If an application looks like it meets immigration instructions, we may request further information and complete another assessment when the border restrictions are lifted. This will ensure the applicant still meets the requirements of the visa they have applied for when we make a final decision. If your client’s circumstances change, please let us know.
Sometimes visas are subject to extra conditions, called section 49 conditions. We will process section 49 checks for these visa categories as normal, regardless of the applicant’s location.
If you represent a client for any of these categories, you do not need to contact us. We will be in touch once we have allocated the file to an immigration officer or business immigration specialist, or when they have completed an assessment.

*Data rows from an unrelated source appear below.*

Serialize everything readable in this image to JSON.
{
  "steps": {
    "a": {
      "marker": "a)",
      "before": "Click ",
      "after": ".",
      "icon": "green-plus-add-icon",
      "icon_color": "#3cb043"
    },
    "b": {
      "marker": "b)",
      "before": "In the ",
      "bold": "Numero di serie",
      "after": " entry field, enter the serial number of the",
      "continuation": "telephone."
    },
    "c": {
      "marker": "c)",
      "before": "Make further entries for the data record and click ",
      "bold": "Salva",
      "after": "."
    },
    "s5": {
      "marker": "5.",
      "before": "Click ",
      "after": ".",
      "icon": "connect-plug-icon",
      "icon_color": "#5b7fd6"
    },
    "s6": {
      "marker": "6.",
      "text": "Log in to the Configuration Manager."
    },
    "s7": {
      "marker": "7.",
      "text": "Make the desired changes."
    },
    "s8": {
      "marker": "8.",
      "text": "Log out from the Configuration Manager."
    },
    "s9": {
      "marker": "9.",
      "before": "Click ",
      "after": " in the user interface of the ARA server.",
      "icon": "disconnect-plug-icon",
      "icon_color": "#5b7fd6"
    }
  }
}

If you think your client might qualify for an exception to the current border restrictions, you can find more information on our website.

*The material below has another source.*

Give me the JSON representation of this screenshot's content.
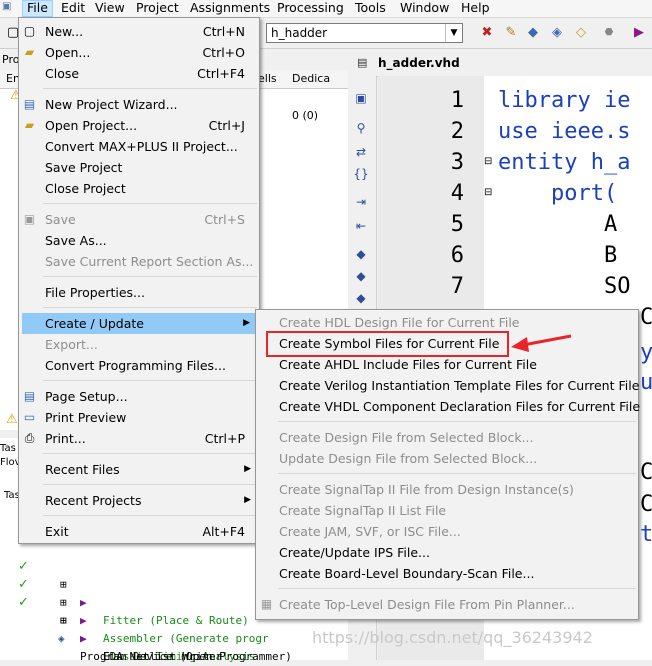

Frequently Asked Questions
What is the legal basis for INZ not processing applications from individuals who are currently offshore?
Under section 43(1)(b) of the Immigration Act 2009, INZ is unable to grant a visa to any individual who is unlikely to meet entry requirements to New Zealand. With the current border restrictions in place, almost all applications for entry permission must be refused.
Can I apply for a visa if I am offshore?
For a period of three months commencing 10 August, the Government suspended the ability for people offshore to apply for a temporary visa. The following offshore temporary entry class visa applications are not affected:
relationship-based visas for partners and dependent children of New Zealand citizens and residents
visas for diplomatic, consular and official staff and accompanying dependants
Antarctic Traveller Visitor visas and Antarctic Work visas
Recognised Seasonal Employer (RSE) Limited visas.
If you can’t make a decision on some visa applications yet, why are you starting to process them now?
To make progress on these applications so that decisions can be made faster once border restrictions are lifted.
The proposed approach is to assess these applications from applicants outside of New Zealand as far as possible without making a decision. Once the border restrictions are relaxed immigration officers/business immigration specialists will confirm the applicant’s circumstances remain unchanged and immigration instructions are met before approving the visa application.
The Expression of Interest (EOI) for Investor 2 will continue to be drawn fortnightly and Invitation to Apply (ITA) for residence sent to all successful applicants including those who are offshore. A potential applicant has four months to submit their residence application under the Investor 2 Category.
Why have you chosen to start processing the Migrant Investor 1 & 2 and Entrepreneur categories?
The Investor 1 & 2 and Entrepreneur categories attracts around $1 billion in investments per annum in addition to valuable business network/links and there is expectation that processing these will support the MBIE and wider government recovery plan. Should the categories remain open but processing cease, potential applicants may look elsewhere to invest and New Zealand would miss out on both the financial and human capital these migrants bring with them.
Does processing and deciding applications from partners and dependants of New Zealand citizens and residents affect people from visa waiver countries?
From early October partners and dependent children from visa waiver countries whose partner or parent is a New Zealand citizen or resident can also apply for a Critical Purpose Visitor visa or a Relationship-based temporary entry visa. A list of visa waiver countries and territories is on our website.
Note applicants from visa waiver countries who have previously submitted a Relationship-based work or visitor visa, do not need to apply for a Critical Purpose Visitor Visa. INZ can now resume processing their Relationship-based visa application.
How long will processing take?
There is no need to contact us, we will contact you once your application is allocated to an immigration officer for assessment.